> EXERCISE
Given the records below, pull every line with the word "locations" into the answer.
[Opening EXERCISE MATERIALS section]
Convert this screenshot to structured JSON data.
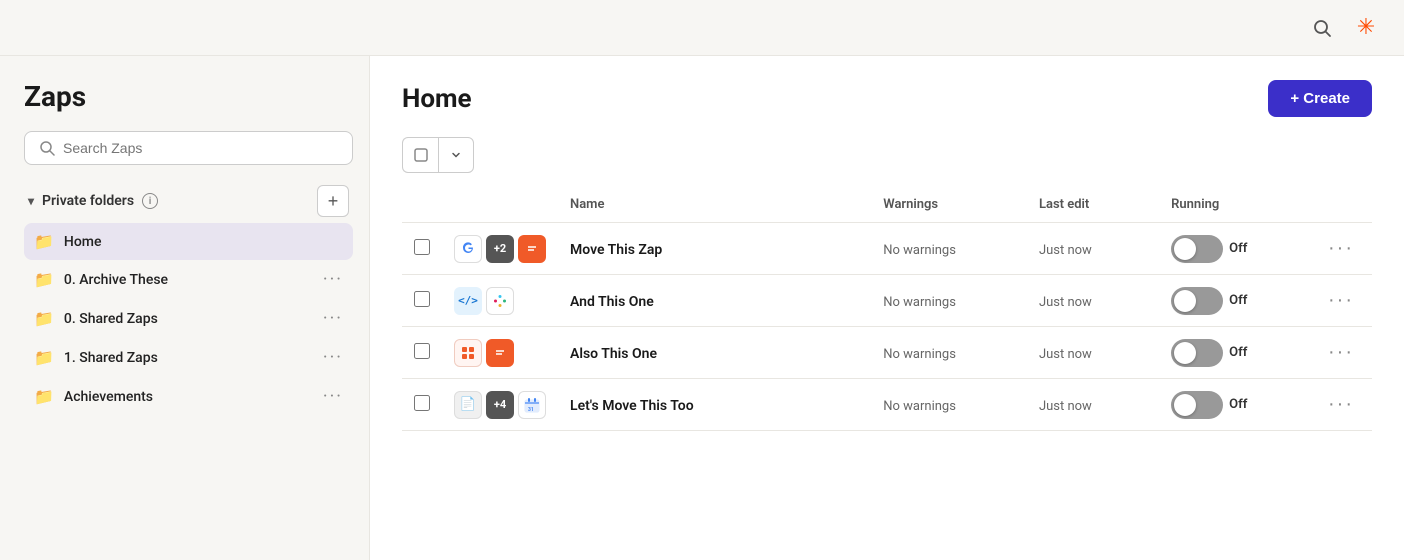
{
  "app": {
    "title": "Zaps"
  },
  "topbar": {
    "search_icon": "search-icon",
    "zapier_icon": "zapier-icon"
  },
  "sidebar": {
    "title": "Zaps",
    "search_placeholder": "Search Zaps",
    "private_folders_label": "Private folders",
    "add_folder_label": "+",
    "folders": [
      {
        "id": "home",
        "label": "Home",
        "active": true
      },
      {
        "id": "archive",
        "label": "0. Archive These",
        "active": false
      },
      {
        "id": "shared0",
        "label": "0. Shared Zaps",
        "active": false
      },
      {
        "id": "shared1",
        "label": "1. Shared Zaps",
        "active": false
      },
      {
        "id": "achievements",
        "label": "Achievements",
        "active": false
      }
    ]
  },
  "main": {
    "title": "Home",
    "create_label": "+ Create",
    "columns": {
      "name": "Name",
      "warnings": "Warnings",
      "last_edit": "Last edit",
      "running": "Running"
    },
    "zaps": [
      {
        "id": 1,
        "name": "Move This Zap",
        "warnings": "No warnings",
        "last_edit": "Just now",
        "running": "Off",
        "icons": [
          "google-workflow",
          "+2",
          "orange-note"
        ]
      },
      {
        "id": 2,
        "name": "And This One",
        "warnings": "No warnings",
        "last_edit": "Just now",
        "running": "Off",
        "icons": [
          "code",
          "slack"
        ]
      },
      {
        "id": 3,
        "name": "Also This One",
        "warnings": "No warnings",
        "last_edit": "Just now",
        "running": "Off",
        "icons": [
          "orange-grid",
          "orange-note2"
        ]
      },
      {
        "id": 4,
        "name": "Let's Move This Too",
        "warnings": "No warnings",
        "last_edit": "Just now",
        "running": "Off",
        "icons": [
          "doc",
          "+4",
          "calendar"
        ]
      }
    ]
  }
}
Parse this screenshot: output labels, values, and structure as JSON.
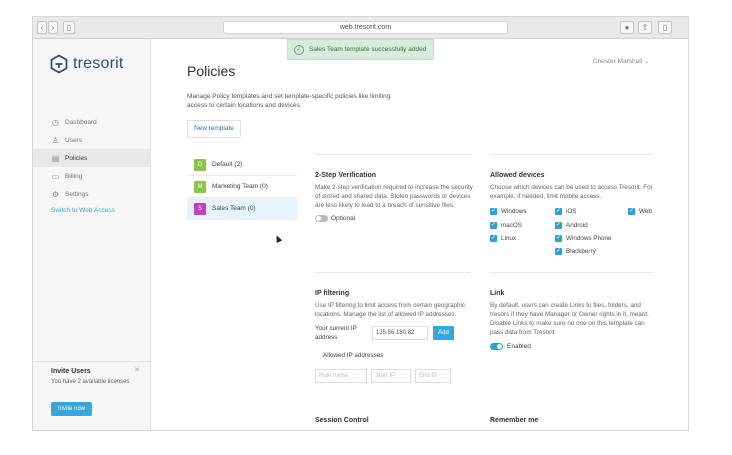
{
  "browser": {
    "url": "web.tresorit.com",
    "nav_back": "‹",
    "nav_forward": "›",
    "sidebar_btn": "▯",
    "tabs_btn": "▯",
    "share_btn": "⇧",
    "info_btn": "●"
  },
  "toast": {
    "text": "Sales Team template successfully added"
  },
  "user": {
    "name": "Chester Marshall"
  },
  "sidebar": {
    "brand": "tresorit",
    "items": [
      {
        "label": "Dashboard",
        "icon": "dashboard-icon",
        "glyph": "◷"
      },
      {
        "label": "Users",
        "icon": "users-icon",
        "glyph": "♙"
      },
      {
        "label": "Policies",
        "icon": "policies-icon",
        "glyph": "▤"
      },
      {
        "label": "Billing",
        "icon": "billing-icon",
        "glyph": "▭"
      },
      {
        "label": "Settings",
        "icon": "settings-icon",
        "glyph": "⚙"
      }
    ],
    "switch_link": "Switch to Web Access",
    "invite": {
      "title": "Invite Users",
      "text": "You have 2 available licenses",
      "button": "Invite now",
      "close": "✕"
    }
  },
  "main": {
    "title": "Policies",
    "description": "Manage Policy templates and set template-specific policies like limiting access to certain locations and devices.",
    "new_template": "New template",
    "templates": [
      {
        "letter": "D",
        "label": "Default (2)",
        "color": "#8bc34a"
      },
      {
        "letter": "M",
        "label": "Marketing Team (0)",
        "color": "#8bc34a"
      },
      {
        "letter": "S",
        "label": "Sales Team (0)",
        "color": "#c13fc4"
      }
    ]
  },
  "two_step": {
    "title": "2-Step Verification",
    "text": "Make 2-step verification required to increase the security of stored and shared data. Stolen passwords or devices are less likely to lead to a breach of sensitive files.",
    "toggle_label": "Optional"
  },
  "devices": {
    "title": "Allowed devices",
    "text": "Choose which devices can be used to access Tresorit. For example, if needed, limit mobile access.",
    "options": [
      "Windows",
      "macOS",
      "Linux",
      "iOS",
      "Android",
      "Windows Phone",
      "Blackberry",
      "Web"
    ]
  },
  "ip": {
    "title": "IP filtering",
    "text": "Use IP filtering to limit access from certain geographic locations. Manage the list of allowed IP addresses.",
    "current_label": "Your current IP address",
    "current_ip": "135.56.180.82",
    "add": "Add",
    "allowed_label": "Allowed IP addresses",
    "rule_name_ph": "Rule name",
    "start_ip_ph": "Start IP",
    "end_ip_ph": "End IP"
  },
  "link": {
    "title": "Link",
    "text": "By default, users can create Links to files, folders, and tresors if they have Manager or Owner rights in it, meant. Disable Links to make sure no one on this template can pass data from Tresorit.",
    "toggle_label": "Enabled"
  },
  "session": {
    "title": "Session Control"
  },
  "remember": {
    "title": "Remember me"
  }
}
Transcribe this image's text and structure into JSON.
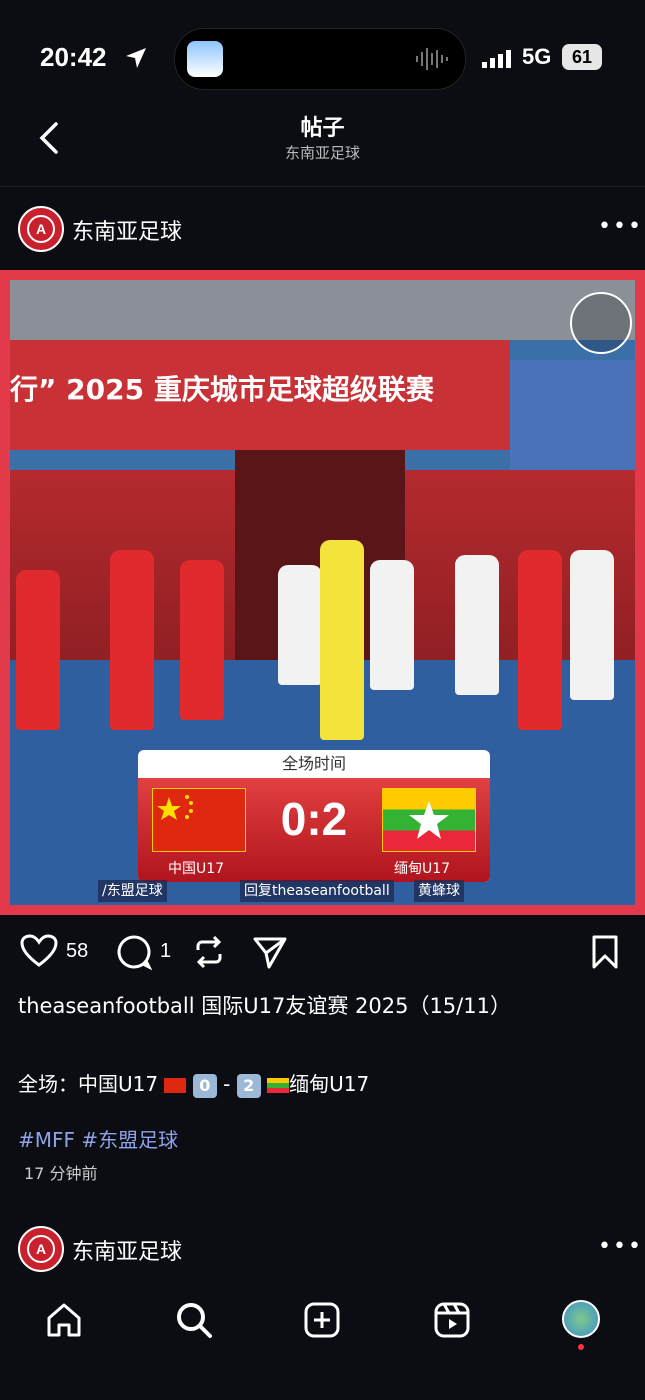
{
  "status_bar": {
    "time": "20:42",
    "network": "5G",
    "battery": "61"
  },
  "header": {
    "title": "帖子",
    "subtitle": "东南亚足球"
  },
  "post": {
    "account_name": "东南亚足球",
    "avatar_letter": "A",
    "image": {
      "banner_text": "行” 2025 重庆城市足球超级联赛",
      "scoreboard": {
        "header": "全场时间",
        "score": "0:2",
        "home_team": "中国U17",
        "away_team": "缅甸U17"
      },
      "credits": [
        "/东盟足球",
        "回复theaseanfootball",
        "黄蜂球"
      ]
    },
    "likes": "58",
    "comments": "1",
    "caption": "theaseanfootball  国际U17友谊赛 2025（15/11）",
    "result_prefix": "全场：中国U17",
    "home_score": "0",
    "away_score": "2",
    "result_suffix": "缅甸U17",
    "hashtags": "#MFF #东盟足球",
    "time_ago": "17 分钟前"
  },
  "next_post": {
    "account_name": "东南亚足球"
  },
  "tabbar": [
    "home-icon",
    "search-icon",
    "create-icon",
    "reels-icon",
    "profile-avatar"
  ]
}
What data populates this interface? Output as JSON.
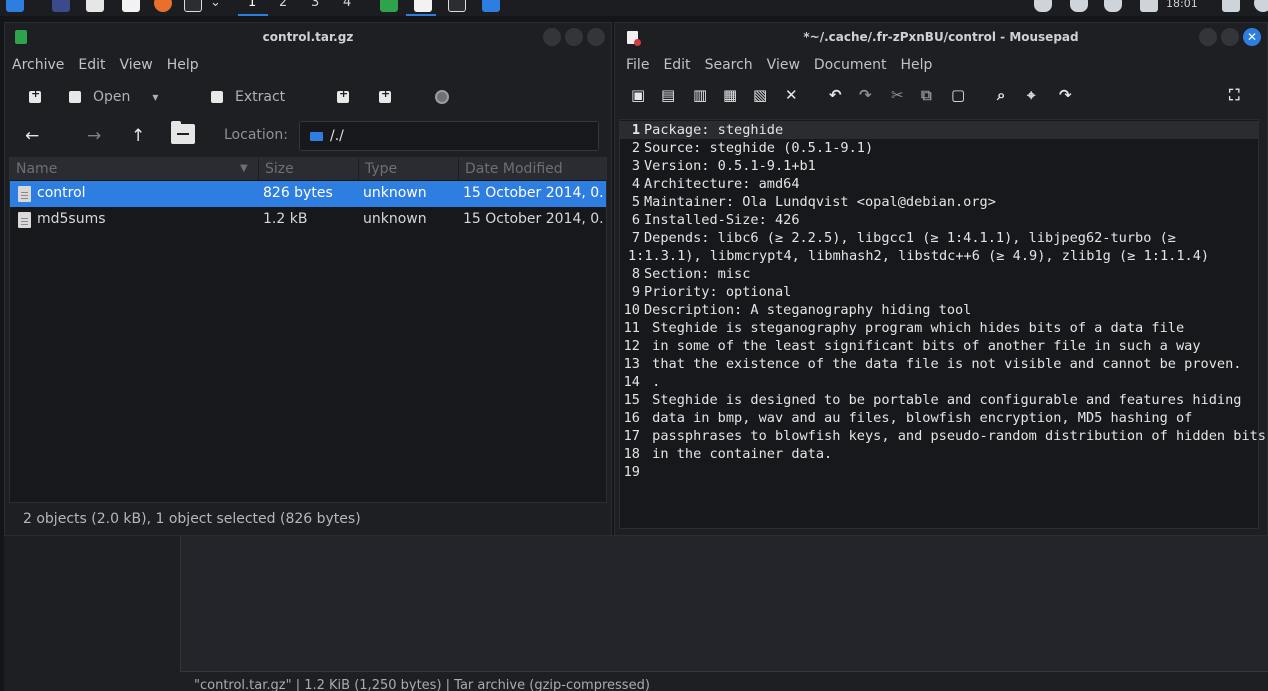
{
  "panel": {
    "workspaces": [
      "1",
      "2",
      "3",
      "4"
    ],
    "clock": "18:01"
  },
  "archive": {
    "title": "control.tar.gz",
    "menu": [
      "Archive",
      "Edit",
      "View",
      "Help"
    ],
    "toolbar": {
      "open": "Open",
      "extract": "Extract"
    },
    "location_label": "Location:",
    "location_value": "/./",
    "columns": [
      "Name",
      "Size",
      "Type",
      "Date Modified"
    ],
    "files": [
      {
        "name": "control",
        "size": "826 bytes",
        "type": "unknown",
        "date": "15 October 2014, 0..."
      },
      {
        "name": "md5sums",
        "size": "1.2 kB",
        "type": "unknown",
        "date": "15 October 2014, 0..."
      }
    ],
    "status": "2 objects (2.0 kB), 1 object selected (826 bytes)"
  },
  "mousepad": {
    "title": "*~/.cache/.fr-zPxnBU/control - Mousepad",
    "menu": [
      "File",
      "Edit",
      "Search",
      "View",
      "Document",
      "Help"
    ],
    "lines": [
      {
        "n": "1",
        "text": "Package: steghide"
      },
      {
        "n": "2",
        "text": "Source: steghide (0.5.1-9.1)"
      },
      {
        "n": "3",
        "text": "Version: 0.5.1-9.1+b1"
      },
      {
        "n": "4",
        "text": "Architecture: amd64"
      },
      {
        "n": "5",
        "text": "Maintainer: Ola Lundqvist <opal@debian.org>"
      },
      {
        "n": "6",
        "text": "Installed-Size: 426"
      },
      {
        "n": "7",
        "text": "Depends: libc6 (≥ 2.2.5), libgcc1 (≥ 1:4.1.1), libjpeg62-turbo (≥"
      },
      {
        "n": "",
        "text": "1:1.3.1), libmcrypt4, libmhash2, libstdc++6 (≥ 4.9), zlib1g (≥ 1:1.1.4)"
      },
      {
        "n": "8",
        "text": "Section: misc"
      },
      {
        "n": "9",
        "text": "Priority: optional"
      },
      {
        "n": "10",
        "text": "Description: A steganography hiding tool"
      },
      {
        "n": "11",
        "text": " Steghide is steganography program which hides bits of a data file"
      },
      {
        "n": "12",
        "text": " in some of the least significant bits of another file in such a way"
      },
      {
        "n": "13",
        "text": " that the existence of the data file is not visible and cannot be proven."
      },
      {
        "n": "14",
        "text": " ."
      },
      {
        "n": "15",
        "text": " Steghide is designed to be portable and configurable and features hiding"
      },
      {
        "n": "16",
        "text": " data in bmp, wav and au files, blowfish encryption, MD5 hashing of"
      },
      {
        "n": "17",
        "text": " passphrases to blowfish keys, and pseudo-random distribution of hidden bits"
      },
      {
        "n": "18",
        "text": " in the container data."
      },
      {
        "n": "19",
        "text": ""
      }
    ]
  },
  "background": {
    "status": "\"control.tar.gz\" | 1.2 KiB (1,250 bytes) | Tar archive (gzip-compressed)"
  }
}
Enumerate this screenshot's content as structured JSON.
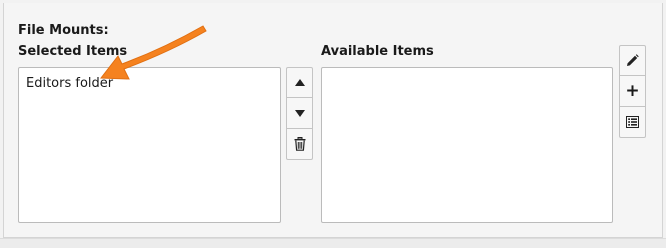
{
  "form": {
    "field_label": "File Mounts:",
    "selected_label": "Selected Items",
    "available_label": "Available Items"
  },
  "selected_items": [
    "Editors folder"
  ],
  "available_items": [],
  "icons": {
    "move_up": "triangle-up-icon",
    "move_down": "triangle-down-icon",
    "delete": "trash-icon",
    "edit": "pencil-icon",
    "add": "plus-icon",
    "list": "list-icon"
  },
  "colors": {
    "annotation_arrow": "#f5821f",
    "panel_bg": "#f5f5f5",
    "list_border": "#bbbbbb"
  }
}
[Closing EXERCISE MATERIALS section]
> YOUR RESPONSE
    "description": "Manage Policy templates and set template-specific policies like limiting access to certain locations and devices.",
    "text": "Use IP filtering to limit access from certain geographic locations. Manage the list of allowed IP addresses.",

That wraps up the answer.